* _TASK TO CARRY OUT_
Each line below is to be written out once more, precisely as given.
*** DATA SHOWN Section Begins ***
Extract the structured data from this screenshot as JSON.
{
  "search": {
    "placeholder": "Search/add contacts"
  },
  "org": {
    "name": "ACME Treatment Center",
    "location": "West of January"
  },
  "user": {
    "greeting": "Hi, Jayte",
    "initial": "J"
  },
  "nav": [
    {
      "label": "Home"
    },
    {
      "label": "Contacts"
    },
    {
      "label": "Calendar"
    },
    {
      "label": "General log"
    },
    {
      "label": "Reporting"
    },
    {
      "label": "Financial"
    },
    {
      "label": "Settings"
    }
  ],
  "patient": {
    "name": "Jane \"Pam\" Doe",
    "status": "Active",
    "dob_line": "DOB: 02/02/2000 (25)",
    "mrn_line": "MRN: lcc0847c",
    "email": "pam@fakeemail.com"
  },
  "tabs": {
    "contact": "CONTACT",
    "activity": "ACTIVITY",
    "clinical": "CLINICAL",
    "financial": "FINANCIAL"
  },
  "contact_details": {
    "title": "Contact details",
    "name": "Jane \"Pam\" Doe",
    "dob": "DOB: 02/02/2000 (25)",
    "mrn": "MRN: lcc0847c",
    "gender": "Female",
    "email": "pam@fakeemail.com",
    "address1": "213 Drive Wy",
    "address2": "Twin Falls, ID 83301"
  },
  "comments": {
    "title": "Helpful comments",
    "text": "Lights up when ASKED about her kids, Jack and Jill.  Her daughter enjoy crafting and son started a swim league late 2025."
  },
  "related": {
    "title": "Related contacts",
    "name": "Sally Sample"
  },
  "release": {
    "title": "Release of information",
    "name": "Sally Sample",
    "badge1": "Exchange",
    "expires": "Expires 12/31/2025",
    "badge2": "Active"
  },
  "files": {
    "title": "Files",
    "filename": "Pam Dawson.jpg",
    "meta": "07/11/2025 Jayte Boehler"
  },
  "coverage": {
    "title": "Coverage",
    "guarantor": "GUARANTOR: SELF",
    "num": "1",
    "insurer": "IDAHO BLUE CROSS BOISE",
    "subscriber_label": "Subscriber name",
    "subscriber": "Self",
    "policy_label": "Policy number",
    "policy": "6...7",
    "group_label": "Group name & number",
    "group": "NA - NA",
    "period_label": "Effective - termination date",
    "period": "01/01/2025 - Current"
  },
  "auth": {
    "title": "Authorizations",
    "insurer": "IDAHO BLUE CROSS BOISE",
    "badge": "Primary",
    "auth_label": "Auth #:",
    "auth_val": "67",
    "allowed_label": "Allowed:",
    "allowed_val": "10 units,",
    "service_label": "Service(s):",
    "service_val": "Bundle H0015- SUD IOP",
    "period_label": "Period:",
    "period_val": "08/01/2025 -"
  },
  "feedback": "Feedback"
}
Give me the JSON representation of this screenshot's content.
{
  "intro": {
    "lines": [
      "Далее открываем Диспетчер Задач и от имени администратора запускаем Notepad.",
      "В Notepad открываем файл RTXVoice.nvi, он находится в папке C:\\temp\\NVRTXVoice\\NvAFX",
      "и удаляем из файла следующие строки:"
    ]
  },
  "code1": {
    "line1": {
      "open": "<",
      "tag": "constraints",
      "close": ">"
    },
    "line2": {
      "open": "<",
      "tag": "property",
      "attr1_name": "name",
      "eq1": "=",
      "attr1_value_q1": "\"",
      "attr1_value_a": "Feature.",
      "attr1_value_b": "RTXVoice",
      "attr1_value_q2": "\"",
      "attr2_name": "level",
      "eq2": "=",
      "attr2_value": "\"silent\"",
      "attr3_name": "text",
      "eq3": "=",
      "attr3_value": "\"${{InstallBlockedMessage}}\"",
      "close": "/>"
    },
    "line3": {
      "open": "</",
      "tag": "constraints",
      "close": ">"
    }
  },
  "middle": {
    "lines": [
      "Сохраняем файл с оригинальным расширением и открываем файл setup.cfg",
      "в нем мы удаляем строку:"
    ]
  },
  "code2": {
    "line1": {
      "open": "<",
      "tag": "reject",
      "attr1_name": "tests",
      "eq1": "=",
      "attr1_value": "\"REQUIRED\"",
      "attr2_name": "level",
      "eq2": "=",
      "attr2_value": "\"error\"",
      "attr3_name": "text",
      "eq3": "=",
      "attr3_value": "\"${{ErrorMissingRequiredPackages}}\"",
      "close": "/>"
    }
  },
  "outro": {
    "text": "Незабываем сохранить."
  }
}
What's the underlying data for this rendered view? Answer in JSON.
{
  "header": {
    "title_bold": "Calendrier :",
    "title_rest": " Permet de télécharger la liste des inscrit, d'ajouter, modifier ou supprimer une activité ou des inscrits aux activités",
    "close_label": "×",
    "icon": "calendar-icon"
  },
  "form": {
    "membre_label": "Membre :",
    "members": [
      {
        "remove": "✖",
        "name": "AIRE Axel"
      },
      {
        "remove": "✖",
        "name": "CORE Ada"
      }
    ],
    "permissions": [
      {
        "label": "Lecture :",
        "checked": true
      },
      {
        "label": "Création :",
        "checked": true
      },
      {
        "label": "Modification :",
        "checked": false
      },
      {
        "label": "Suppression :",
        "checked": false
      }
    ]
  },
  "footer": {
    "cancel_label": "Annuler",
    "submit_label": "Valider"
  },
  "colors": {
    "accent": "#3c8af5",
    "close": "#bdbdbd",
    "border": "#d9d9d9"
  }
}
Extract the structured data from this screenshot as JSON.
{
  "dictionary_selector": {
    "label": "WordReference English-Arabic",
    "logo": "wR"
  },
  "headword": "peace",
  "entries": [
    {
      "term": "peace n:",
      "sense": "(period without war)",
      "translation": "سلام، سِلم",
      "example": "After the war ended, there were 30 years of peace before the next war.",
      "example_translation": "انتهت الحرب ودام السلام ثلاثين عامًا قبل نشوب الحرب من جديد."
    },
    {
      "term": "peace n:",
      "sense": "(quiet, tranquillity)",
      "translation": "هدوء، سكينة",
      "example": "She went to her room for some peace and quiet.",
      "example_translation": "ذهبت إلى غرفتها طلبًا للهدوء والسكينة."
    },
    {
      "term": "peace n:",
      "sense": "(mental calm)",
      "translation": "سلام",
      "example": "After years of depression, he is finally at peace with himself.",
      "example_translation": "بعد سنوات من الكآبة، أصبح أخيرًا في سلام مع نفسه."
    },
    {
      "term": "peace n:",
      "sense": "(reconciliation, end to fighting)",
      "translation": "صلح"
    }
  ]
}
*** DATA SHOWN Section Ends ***
* _RESPONSE TO THIS EXERCISE_
Extract the structured data from this screenshot as JSON.
{
  "search": {
    "placeholder": "Search/add contacts"
  },
  "org": {
    "name": "ACME Treatment Center",
    "location": "West of January"
  },
  "user": {
    "greeting": "Hi, Jayte",
    "initial": "J"
  },
  "nav": [
    {
      "label": "Home"
    },
    {
      "label": "Contacts"
    },
    {
      "label": "Calendar"
    },
    {
      "label": "General log"
    },
    {
      "label": "Reporting"
    },
    {
      "label": "Financial"
    },
    {
      "label": "Settings"
    }
  ],
  "patient": {
    "name": "Jane \"Pam\" Doe",
    "status": "Active",
    "dob_line": "DOB: 02/02/2000 (25)",
    "mrn_line": "MRN: lcc0847c",
    "email": "pam@fakeemail.com"
  },
  "tabs": {
    "contact": "CONTACT",
    "activity": "ACTIVITY",
    "clinical": "CLINICAL",
    "financial": "FINANCIAL"
  },
  "contact_details": {
    "title": "Contact details",
    "name": "Jane \"Pam\" Doe",
    "dob": "DOB: 02/02/2000 (25)",
    "mrn": "MRN: lcc0847c",
    "gender": "Female",
    "email": "pam@fakeemail.com",
    "address1": "213 Drive Wy",
    "address2": "Twin Falls, ID 83301"
  },
  "comments": {
    "title": "Helpful comments",
    "text": "Lights up when ASKED about her kids, Jack and Jill.  Her daughter enjoy crafting and son started a swim league late 2025."
  },
  "related": {
    "title": "Related contacts",
    "name": "Sally Sample"
  },
  "release": {
    "title": "Release of information",
    "name": "Sally Sample",
    "badge1": "Exchange",
    "expires": "Expires 12/31/2025",
    "badge2": "Active"
  },
  "files": {
    "title": "Files",
    "filename": "Pam Dawson.jpg",
    "meta": "07/11/2025 Jayte Boehler"
  },
  "coverage": {
    "title": "Coverage",
    "guarantor": "GUARANTOR: SELF",
    "num": "1",
    "insurer": "IDAHO BLUE CROSS BOISE",
    "subscriber_label": "Subscriber name",
    "subscriber": "Self",
    "policy_label": "Policy number",
    "policy": "6...7",
    "group_label": "Group name & number",
    "group": "NA - NA",
    "period_label": "Effective - termination date",
    "period": "01/01/2025 - Current"
  },
  "auth": {
    "title": "Authorizations",
    "insurer": "IDAHO BLUE CROSS BOISE",
    "badge": "Primary",
    "auth_label": "Auth #:",
    "auth_val": "67",
    "allowed_label": "Allowed:",
    "allowed_val": "10 units,",
    "service_label": "Service(s):",
    "service_val": "Bundle H0015- SUD IOP",
    "period_label": "Period:",
    "period_val": "08/01/2025 -"
  },
  "feedback": "Feedback"
}
Give me the JSON representation of this screenshot's content.
{
  "intro": {
    "lines": [
      "Далее открываем Диспетчер Задач и от имени администратора запускаем Notepad.",
      "В Notepad открываем файл RTXVoice.nvi, он находится в папке C:\\temp\\NVRTXVoice\\NvAFX",
      "и удаляем из файла следующие строки:"
    ]
  },
  "code1": {
    "line1": {
      "open": "<",
      "tag": "constraints",
      "close": ">"
    },
    "line2": {
      "open": "<",
      "tag": "property",
      "attr1_name": "name",
      "eq1": "=",
      "attr1_value_q1": "\"",
      "attr1_value_a": "Feature.",
      "attr1_value_b": "RTXVoice",
      "attr1_value_q2": "\"",
      "attr2_name": "level",
      "eq2": "=",
      "attr2_value": "\"silent\"",
      "attr3_name": "text",
      "eq3": "=",
      "attr3_value": "\"${{InstallBlockedMessage}}\"",
      "close": "/>"
    },
    "line3": {
      "open": "</",
      "tag": "constraints",
      "close": ">"
    }
  },
  "middle": {
    "lines": [
      "Сохраняем файл с оригинальным расширением и открываем файл setup.cfg",
      "в нем мы удаляем строку:"
    ]
  },
  "code2": {
    "line1": {
      "open": "<",
      "tag": "reject",
      "attr1_name": "tests",
      "eq1": "=",
      "attr1_value": "\"REQUIRED\"",
      "attr2_name": "level",
      "eq2": "=",
      "attr2_value": "\"error\"",
      "attr3_name": "text",
      "eq3": "=",
      "attr3_value": "\"${{ErrorMissingRequiredPackages}}\"",
      "close": "/>"
    }
  },
  "outro": {
    "text": "Незабываем сохранить."
  }
}
What's the underlying data for this rendered view? Answer in JSON.
{
  "header": {
    "title_bold": "Calendrier :",
    "title_rest": " Permet de télécharger la liste des inscrit, d'ajouter, modifier ou supprimer une activité ou des inscrits aux activités",
    "close_label": "×",
    "icon": "calendar-icon"
  },
  "form": {
    "membre_label": "Membre :",
    "members": [
      {
        "remove": "✖",
        "name": "AIRE Axel"
      },
      {
        "remove": "✖",
        "name": "CORE Ada"
      }
    ],
    "permissions": [
      {
        "label": "Lecture :",
        "checked": true
      },
      {
        "label": "Création :",
        "checked": true
      },
      {
        "label": "Modification :",
        "checked": false
      },
      {
        "label": "Suppression :",
        "checked": false
      }
    ]
  },
  "footer": {
    "cancel_label": "Annuler",
    "submit_label": "Valider"
  },
  "colors": {
    "accent": "#3c8af5",
    "close": "#bdbdbd",
    "border": "#d9d9d9"
  }
}
Extract the structured data from this screenshot as JSON.
{
  "dictionary_selector": {
    "label": "WordReference English-Arabic",
    "logo": "wR"
  },
  "headword": "peace",
  "entries": [
    {
      "term": "peace n:",
      "sense": "(period without war)",
      "translation": "سلام، سِلم",
      "example": "After the war ended, there were 30 years of peace before the next war.",
      "example_translation": "انتهت الحرب ودام السلام ثلاثين عامًا قبل نشوب الحرب من جديد."
    },
    {
      "term": "peace n:",
      "sense": "(quiet, tranquillity)",
      "translation": "هدوء، سكينة",
      "example": "She went to her room for some peace and quiet.",
      "example_translation": "ذهبت إلى غرفتها طلبًا للهدوء والسكينة."
    },
    {
      "term": "peace n:",
      "sense": "(mental calm)",
      "translation": "سلام",
      "example": "After years of depression, he is finally at peace with himself.",
      "example_translation": "بعد سنوات من الكآبة، أصبح أخيرًا في سلام مع نفسه."
    },
    {
      "term": "peace n:",
      "sense": "(reconciliation, end to fighting)",
      "translation": "صلح"
    }
  ]
}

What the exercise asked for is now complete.